For some reason, Phantasm seems to get glossed over in the Nightmare On Elm Street, Halloween, etc. classic franchise catalogue. But maybe that’s because it’s in a class of its own. Though low budget earmarkers and fly-by-the-seat-of-your-pants production prevent it from necessarily being perfect, Phantasm’s unique blend of tropes, camp, high concept, and surreality result in a truly lasting experience that still manages to deliver some effective jolts to this day.

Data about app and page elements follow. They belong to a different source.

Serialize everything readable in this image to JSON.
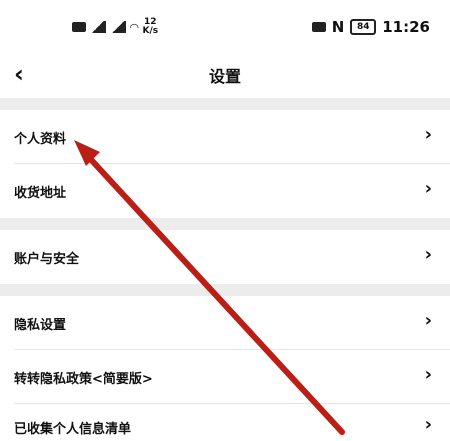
{
  "status_bar": {
    "net_speed": "12",
    "net_unit": "K/s",
    "battery": "84",
    "time": "11:26"
  },
  "nav": {
    "title": "设置",
    "back_icon": "chevron-left-icon"
  },
  "rows": [
    {
      "label": "个人资料"
    },
    {
      "label": "收货地址"
    },
    {
      "label": "账户与安全"
    },
    {
      "label": "隐私设置"
    },
    {
      "label": "转转隐私政策<简要版>"
    },
    {
      "label": "已收集个人信息清单"
    }
  ],
  "arrow": {
    "color": "#b91f16"
  }
}
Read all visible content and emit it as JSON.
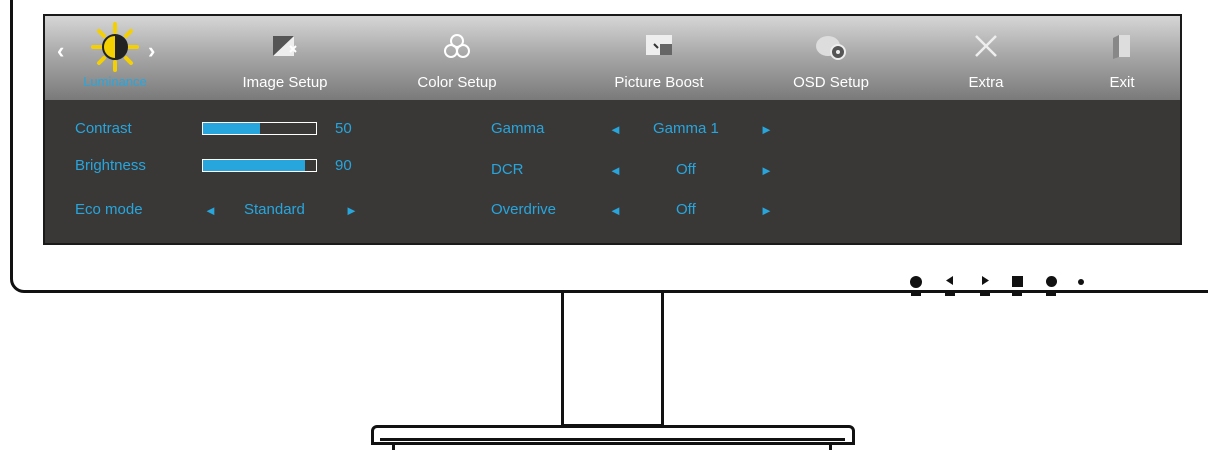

Remaster / Blu-ray notes: The remaster is fantastic. I remember watching this on DVD some years back, and I’m blown away by the increased quality of the music and colors. The film already looked pretty good, as Coscarelli invested in the filming camera despite the budget, but there are so many iconic shots in this that the increased sharpness is a blessing. The extras are also pretty significant, though I’m not sure if they’re new to this edition: some archive interviews, TV spots, a Fangoria intro with Scrimm, home movies with commentary, and some bits and bobs of stills and trailers. (When even the home movies are interesting, you know it’s a worthwhile flick.) Two commentaries are included as well: one is apparently from the Laserdisc release, and one, as they mention Scrimm’s death, must’ve been for the remaster. There’s definite crossover between the two, but as the newer commentary has production folk instead of the actors, it has a few more technical details that are worthwhile. Definitely a worth-it blu-ray.